KidzWeekend was among 17 ideas pitched on the final day of the latest edition of Startup Weekend, organised by a group of entrepreneurs, called Young Arab Leaders (Yal), with support from Abu Dhabi’s Khalifa Fund. Given the UAE’s expanding start-up base despite funds crunch for small to medium businesses, events such as these help the start-up ecosystem, say budding entrepreneurs.
This year, 120 people, including start-up entrepreneurs signed up for the event, and almost half of them pitched their ideas on the first day. The delegates got 60 seconds to present, the best ideas were selected, the attendees were grouped around one of the ideas they liked and came up with the final pitches.
“Startup Weekend is a global success story and will have a great influence on people here, besides young entrepreneurs get an opportunity to get one-on-one feedback from mentors,” says Muna Easa Al Gurg, the director of retail at Easa Saleh Al Gurg Group and chairwoman of Yal UAE.
The winning teams received prizes and packages worth Dh500,000 in total.
A mobile-phone application renamed Loopd won the second prize. The app helps event delegates at an event meet relevant people by checking their profiles and connect with them. It expects to launch in the middle of next month in Dubai.
Networking at events is about being well-informed and also being in the right place at the right time, says Emad Khan, who is responsible for branding and design of the app.
“While taking juice from the lunch counter at Startup Weekend, I started a conversation with a gentleman who was standing next to me and he turned out to be someone who I had been trying to get in touch with ever since I came to Dubai in October,” he said. The 23-year-old from Pakistan had been looking for a job before Startup Weekend.
“It is this information gap which we’re trying to solve. Of course, we want the process to be streamlined so that no one is abusing another person’s time and peace of mind by badgering them.”
The winning Emirati idea was GaraJack, an application that helps motorists to find the right service garage according to their needs and reviews.
The availability of talented professionals and tax-free income were among the attractions of starting a business in the Emirates.
For John Power those were reasons enough to choose Dubai as the launchpad for his idea, Rent a Local, despite a funds crunch for small enterprises here.

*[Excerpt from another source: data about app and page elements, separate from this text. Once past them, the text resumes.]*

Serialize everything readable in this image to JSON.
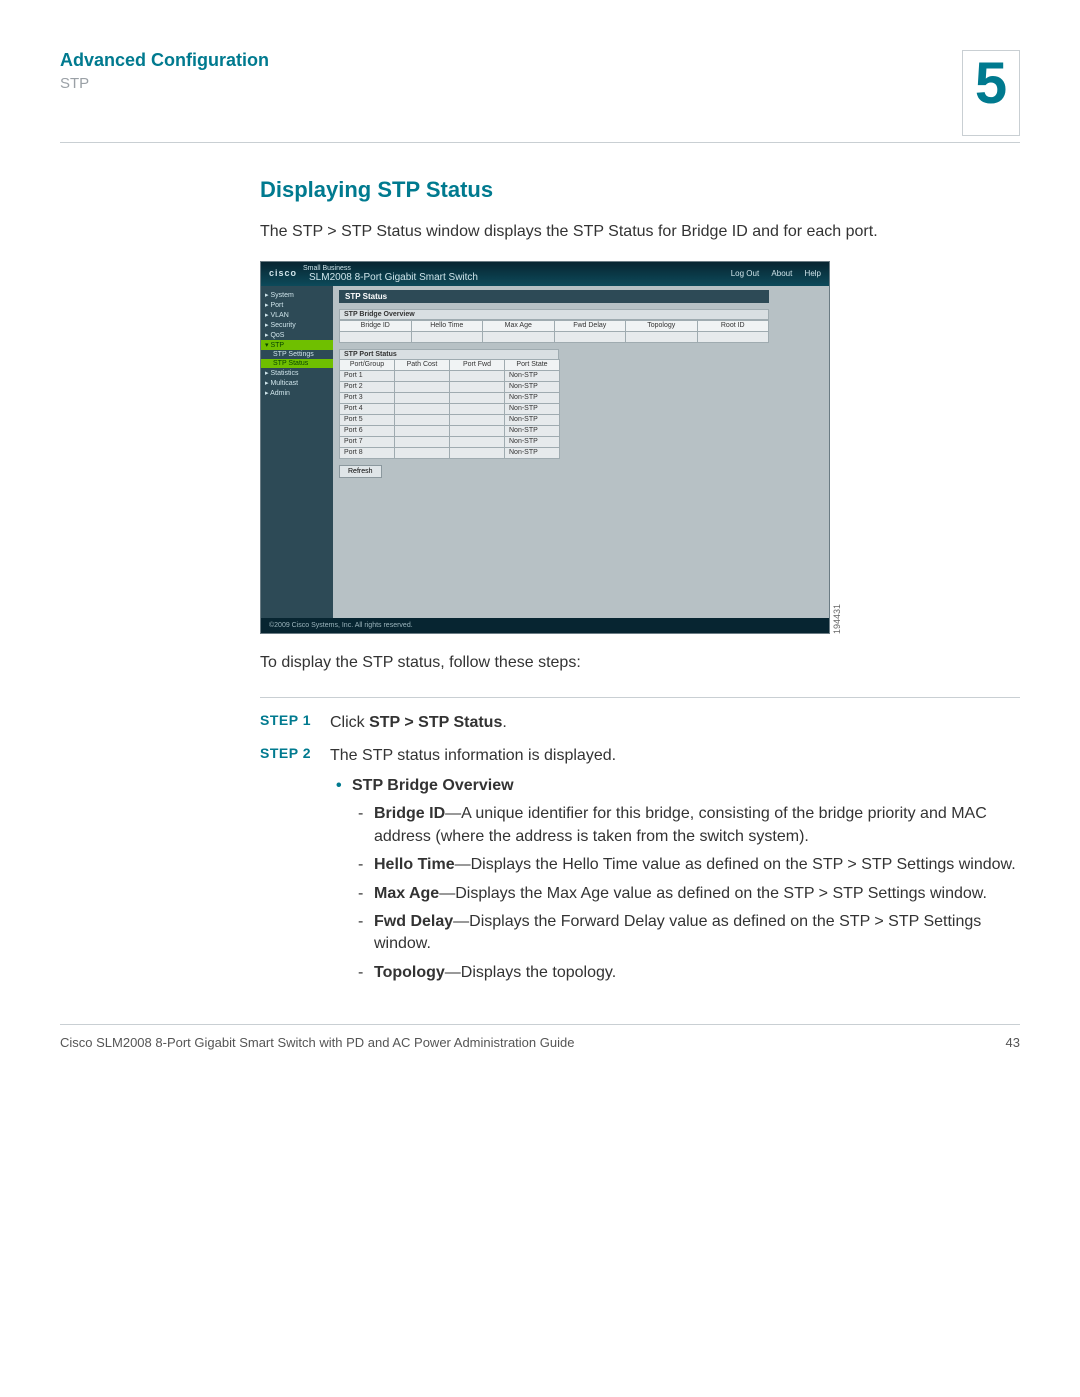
{
  "header": {
    "section": "Advanced Configuration",
    "subsection": "STP",
    "chapter": "5"
  },
  "section_title": "Displaying STP Status",
  "intro": "The STP > STP Status window displays the STP Status for Bridge ID and for each port.",
  "lead_out": "To display the STP status, follow these steps:",
  "screenshot": {
    "sidecode": "194431",
    "top": {
      "brand_small": "Small Business",
      "brand": "cisco",
      "title": "SLM2008 8-Port Gigabit Smart Switch",
      "links": [
        "Log Out",
        "About",
        "Help"
      ]
    },
    "nav": [
      "▸ System",
      "▸ Port",
      "▸ VLAN",
      "▸ Security",
      "▸ QoS"
    ],
    "nav_active": "▾ STP",
    "nav_sub": [
      "STP Settings"
    ],
    "nav_sub_hl": "STP Status",
    "nav_after": [
      "▸ Statistics",
      "▸ Multicast",
      "▸ Admin"
    ],
    "pane_title": "STP Status",
    "bridge_hdr": "STP Bridge Overview",
    "bridge_cols": [
      "Bridge ID",
      "Hello Time",
      "Max Age",
      "Fwd Delay",
      "Topology",
      "Root ID"
    ],
    "port_hdr": "STP Port Status",
    "port_cols": [
      "Port/Group",
      "Path Cost",
      "Port Fwd",
      "Port State"
    ],
    "ports": [
      {
        "p": "Port 1",
        "s": "Non-STP"
      },
      {
        "p": "Port 2",
        "s": "Non-STP"
      },
      {
        "p": "Port 3",
        "s": "Non-STP"
      },
      {
        "p": "Port 4",
        "s": "Non-STP"
      },
      {
        "p": "Port 5",
        "s": "Non-STP"
      },
      {
        "p": "Port 6",
        "s": "Non-STP"
      },
      {
        "p": "Port 7",
        "s": "Non-STP"
      },
      {
        "p": "Port 8",
        "s": "Non-STP"
      }
    ],
    "refresh": "Refresh",
    "copyright": "©2009 Cisco Systems, Inc. All rights reserved."
  },
  "steps": {
    "label": "STEP",
    "s1_pre": "Click ",
    "s1_bold": "STP > STP Status",
    "s1_post": ".",
    "s2": "The STP status information is displayed.",
    "bullet1": "STP Bridge Overview",
    "items": [
      {
        "b": "Bridge ID",
        "t": "—A unique identifier for this bridge, consisting of the bridge priority and MAC address (where the address is taken from the switch system)."
      },
      {
        "b": "Hello Time",
        "t": "—Displays the Hello Time value as defined on the STP > STP Settings window."
      },
      {
        "b": "Max Age",
        "t": "—Displays the Max Age value as defined on the STP > STP Settings window."
      },
      {
        "b": "Fwd Delay",
        "t": "—Displays the Forward Delay value as defined on the STP > STP Settings window."
      },
      {
        "b": "Topology",
        "t": "—Displays the topology."
      }
    ]
  },
  "footer": {
    "left": "Cisco SLM2008 8-Port Gigabit Smart Switch with PD and AC Power Administration Guide",
    "right": "43"
  }
}
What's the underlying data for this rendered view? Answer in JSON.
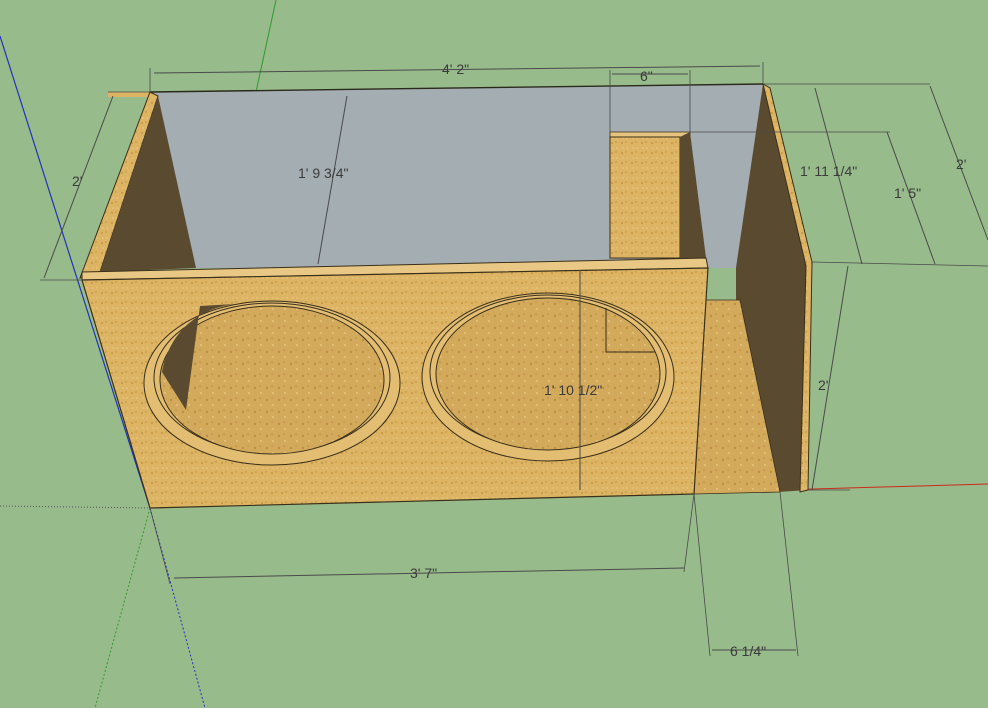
{
  "scene": {
    "type": "3d-model-viewport",
    "subject": "dual subwoofer ported box",
    "colors": {
      "ground": "#98bb8c",
      "mdf": "#dcb463",
      "mdf_dark": "#c99c4b",
      "inner_shadow": "#5a4a30",
      "back_panel": "#a3adb2",
      "axis_red": "#cc2a1a",
      "axis_green": "#2f9a2f",
      "axis_blue": "#2233bb"
    }
  },
  "dimensions": {
    "overall_width": "4' 2\"",
    "port_width": "6\"",
    "left_height": "2'",
    "inner_height": "1' 9 3/4\"",
    "depth_right": "1' 11 1/4\"",
    "port_height": "1' 5\"",
    "right_outer": "2'",
    "cutout_diameter": "1' 10 1/2\"",
    "front_height": "2'",
    "front_width": "3' 7\"",
    "port_opening": "6 1/4\""
  }
}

Rent a Local won third prize.
“The idea is to provide visitors with locals who are able to take them around, show the local restaurants and sites of historical interest,” says Mr Power, a 41-year-old British national. “And local is a loose term and could be any person living and residing in a town or city.”
Visitors would need to pay Dh60 an hour, of which 15 per cent would go to Rent a Local.
Recruitment for the “locals” will be done through contacts and Facebook, and there are plans to launch in Paris, London and New York.
For all the winners, including Ms Ezzeddine, it is time to give shape to the business model and develop their ideas into an enterprise.
Aimed at children aged five to 15, KidzWeekend functions much like a game, where a child can progress by doing more chores, or by doing something extra, such as spending more free time doing maths.
“We have four mums in our team of six, and this really touches our lives,” she says. “I am already asking my children on their feedback, and how to make it attractive.”